I think the privilege of being gay means not having to get married or join the army. – John Waters

I proposed marriage to a girl not long ago. In fact, I did more than propose; I begged for marriage. I was naked and full of cocktails, and, in retrospect, I think in that moment I finally came to an understanding of and full embodiment of the current and troubled state of the blessed union. I should really be more selective with my words in those vulnerable moments. Any state of being that includes the word “lock” in it is definitely not for me.

Now that I live in California again, my own personal right to engage in the ancient institution with someone of my same birth sex is on the line for continued legalization and acknowledgment by the state and (some, not all) church. I know that many gays and queers think legally binding and historically religious and ritualistic marriage is a beautiful thing and want it now. And that’s interesting.

A coworker of mine invited me the other day to volunteer phone bank for “No on Prop 8” and I was momentarily excited about the opportunity. After all, equality is equality, regardless of personal preference. I personally never want to actually get married; I know it’s not for me (although I think Gloria Steinem might have once used that same “never”), but those who want it should have it. Right? And I should do what I can to help them. Right? I pictured myself sitting in a room with a bunch of other people on phones asking strangers for their hard-earned dollars to support us in the battle of equality for all. Then in the next moment I saw myself again begging people in San Francisco’s Mission District to please, please, please help bring a Wal-Mart to the corner of 18th and Valencia because, well, they have several in San Jose, so we should too. I didn’t end up doing any phone banking.

Marriage is as antiquated as cars and trucks are. Just because we haven’t thought of anything better doesn’t mean we should pump all of our gay dollars into them. Or does it? Should we take a day trip and go drive on the freeways in L.A. because some of the wealthiest, most entitled people in the world do it, so it must be the smartest, best way to get to be treated as their equals? Too loose of a metaphor? I think not. Marriage, as a statistic (cellular level of institution) in America, doesn’t actually work. In the introduction to the 2nd edition of an essay collection called That’s Revolting, Queer Strategies for Resisting Assimilation, editor, essayist, and Gay Shamer Mattilda Bernstein Sycamore writes,

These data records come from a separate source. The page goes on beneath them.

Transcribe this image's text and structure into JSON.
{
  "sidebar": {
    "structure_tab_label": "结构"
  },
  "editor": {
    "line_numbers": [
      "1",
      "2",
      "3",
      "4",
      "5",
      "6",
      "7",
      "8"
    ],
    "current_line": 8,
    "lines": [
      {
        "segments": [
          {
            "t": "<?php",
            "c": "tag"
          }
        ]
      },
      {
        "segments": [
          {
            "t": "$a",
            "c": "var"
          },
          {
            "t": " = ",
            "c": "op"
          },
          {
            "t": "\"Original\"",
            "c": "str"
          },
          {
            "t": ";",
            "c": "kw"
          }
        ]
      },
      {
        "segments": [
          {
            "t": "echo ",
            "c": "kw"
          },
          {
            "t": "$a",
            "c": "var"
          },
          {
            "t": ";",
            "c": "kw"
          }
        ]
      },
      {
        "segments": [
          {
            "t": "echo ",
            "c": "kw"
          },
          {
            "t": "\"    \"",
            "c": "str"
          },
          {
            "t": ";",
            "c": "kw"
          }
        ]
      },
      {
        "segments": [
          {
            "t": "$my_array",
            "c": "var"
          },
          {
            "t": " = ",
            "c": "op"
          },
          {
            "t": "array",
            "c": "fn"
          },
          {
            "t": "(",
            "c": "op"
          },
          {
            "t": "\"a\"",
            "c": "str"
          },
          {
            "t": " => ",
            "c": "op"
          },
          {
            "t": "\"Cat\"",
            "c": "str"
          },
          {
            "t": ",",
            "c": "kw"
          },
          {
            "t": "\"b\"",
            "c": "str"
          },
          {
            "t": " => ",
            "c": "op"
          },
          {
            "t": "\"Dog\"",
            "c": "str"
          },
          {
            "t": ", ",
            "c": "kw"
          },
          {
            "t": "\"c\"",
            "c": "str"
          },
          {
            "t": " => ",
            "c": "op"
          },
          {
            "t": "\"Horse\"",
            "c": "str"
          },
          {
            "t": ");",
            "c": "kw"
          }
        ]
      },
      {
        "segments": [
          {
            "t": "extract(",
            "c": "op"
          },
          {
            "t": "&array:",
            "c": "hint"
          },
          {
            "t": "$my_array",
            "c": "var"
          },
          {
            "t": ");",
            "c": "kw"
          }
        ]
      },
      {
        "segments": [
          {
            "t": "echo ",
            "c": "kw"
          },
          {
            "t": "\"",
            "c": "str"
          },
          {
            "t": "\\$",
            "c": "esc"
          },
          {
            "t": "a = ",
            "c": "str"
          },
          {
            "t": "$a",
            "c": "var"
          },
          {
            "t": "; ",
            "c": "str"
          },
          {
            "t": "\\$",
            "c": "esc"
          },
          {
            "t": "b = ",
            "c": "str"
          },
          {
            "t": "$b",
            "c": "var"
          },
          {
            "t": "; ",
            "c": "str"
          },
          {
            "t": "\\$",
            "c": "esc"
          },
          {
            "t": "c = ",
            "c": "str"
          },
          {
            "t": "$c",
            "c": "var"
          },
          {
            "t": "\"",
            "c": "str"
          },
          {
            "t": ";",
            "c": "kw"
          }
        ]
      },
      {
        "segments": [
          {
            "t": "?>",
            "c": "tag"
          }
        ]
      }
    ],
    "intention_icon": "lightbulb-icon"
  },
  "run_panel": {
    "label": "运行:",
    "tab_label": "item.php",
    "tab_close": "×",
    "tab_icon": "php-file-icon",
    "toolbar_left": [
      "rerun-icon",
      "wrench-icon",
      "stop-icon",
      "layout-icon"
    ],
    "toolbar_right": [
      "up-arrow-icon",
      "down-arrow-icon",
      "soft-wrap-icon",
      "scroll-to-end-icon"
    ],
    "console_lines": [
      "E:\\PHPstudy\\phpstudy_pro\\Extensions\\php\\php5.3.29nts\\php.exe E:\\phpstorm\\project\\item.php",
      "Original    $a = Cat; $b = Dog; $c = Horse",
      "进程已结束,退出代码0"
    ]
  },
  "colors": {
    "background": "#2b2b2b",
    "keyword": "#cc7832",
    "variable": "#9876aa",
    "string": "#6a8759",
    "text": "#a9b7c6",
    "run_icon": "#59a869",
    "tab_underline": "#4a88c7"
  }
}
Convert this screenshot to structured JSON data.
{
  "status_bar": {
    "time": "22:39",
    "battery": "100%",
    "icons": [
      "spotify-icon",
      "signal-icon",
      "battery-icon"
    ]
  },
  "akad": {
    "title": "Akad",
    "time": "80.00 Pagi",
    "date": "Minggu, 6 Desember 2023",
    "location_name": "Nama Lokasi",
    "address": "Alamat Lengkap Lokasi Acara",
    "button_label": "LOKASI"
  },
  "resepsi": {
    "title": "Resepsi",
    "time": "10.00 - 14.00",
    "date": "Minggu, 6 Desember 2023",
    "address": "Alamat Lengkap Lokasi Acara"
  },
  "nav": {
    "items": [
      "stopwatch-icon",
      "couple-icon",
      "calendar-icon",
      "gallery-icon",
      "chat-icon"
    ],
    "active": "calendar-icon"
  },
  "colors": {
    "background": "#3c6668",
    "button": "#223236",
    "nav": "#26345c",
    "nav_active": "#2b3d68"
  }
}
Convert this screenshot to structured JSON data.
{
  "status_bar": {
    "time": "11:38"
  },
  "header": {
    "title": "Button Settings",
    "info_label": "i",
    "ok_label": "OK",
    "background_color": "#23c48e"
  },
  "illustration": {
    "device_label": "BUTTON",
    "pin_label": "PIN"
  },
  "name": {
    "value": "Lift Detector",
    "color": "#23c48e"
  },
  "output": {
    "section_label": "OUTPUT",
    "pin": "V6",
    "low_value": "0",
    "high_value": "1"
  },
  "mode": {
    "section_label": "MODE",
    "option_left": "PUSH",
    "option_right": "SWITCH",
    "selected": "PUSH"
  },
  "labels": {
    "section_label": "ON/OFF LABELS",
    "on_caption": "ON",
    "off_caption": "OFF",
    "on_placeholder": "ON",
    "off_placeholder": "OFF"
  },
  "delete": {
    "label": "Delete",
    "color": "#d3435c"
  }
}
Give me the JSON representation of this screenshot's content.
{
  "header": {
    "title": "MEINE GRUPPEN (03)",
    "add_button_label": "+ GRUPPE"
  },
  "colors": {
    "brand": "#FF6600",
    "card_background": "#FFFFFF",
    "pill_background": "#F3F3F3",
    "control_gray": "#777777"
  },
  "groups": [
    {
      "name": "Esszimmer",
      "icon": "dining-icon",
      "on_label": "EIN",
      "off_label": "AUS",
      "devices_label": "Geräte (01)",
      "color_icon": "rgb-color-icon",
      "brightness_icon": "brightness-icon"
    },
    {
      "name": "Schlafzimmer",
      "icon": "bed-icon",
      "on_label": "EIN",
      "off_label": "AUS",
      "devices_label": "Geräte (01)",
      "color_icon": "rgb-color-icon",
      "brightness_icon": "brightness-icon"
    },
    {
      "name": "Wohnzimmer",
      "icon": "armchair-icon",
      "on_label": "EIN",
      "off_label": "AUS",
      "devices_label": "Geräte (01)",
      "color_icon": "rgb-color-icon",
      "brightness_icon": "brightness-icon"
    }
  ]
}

“Willful participation in U.S. imperialism is crucial to the larger goal of assimilation, as the holy trinity of marriage, military service and adoption has become the central preoccupation of a gay movement centered more on obtaining straight privilege than challenging power.”

In this so-called “Time of Change,” is shoring up the institution of marriage with gays really a part of the solution? Brad Pitt gave $100,000 to the cause so that we can be more like him and Ang. That’s sweet. Really, it is. Have you donated your dollars or hours to the cause where you live? Would you? Why?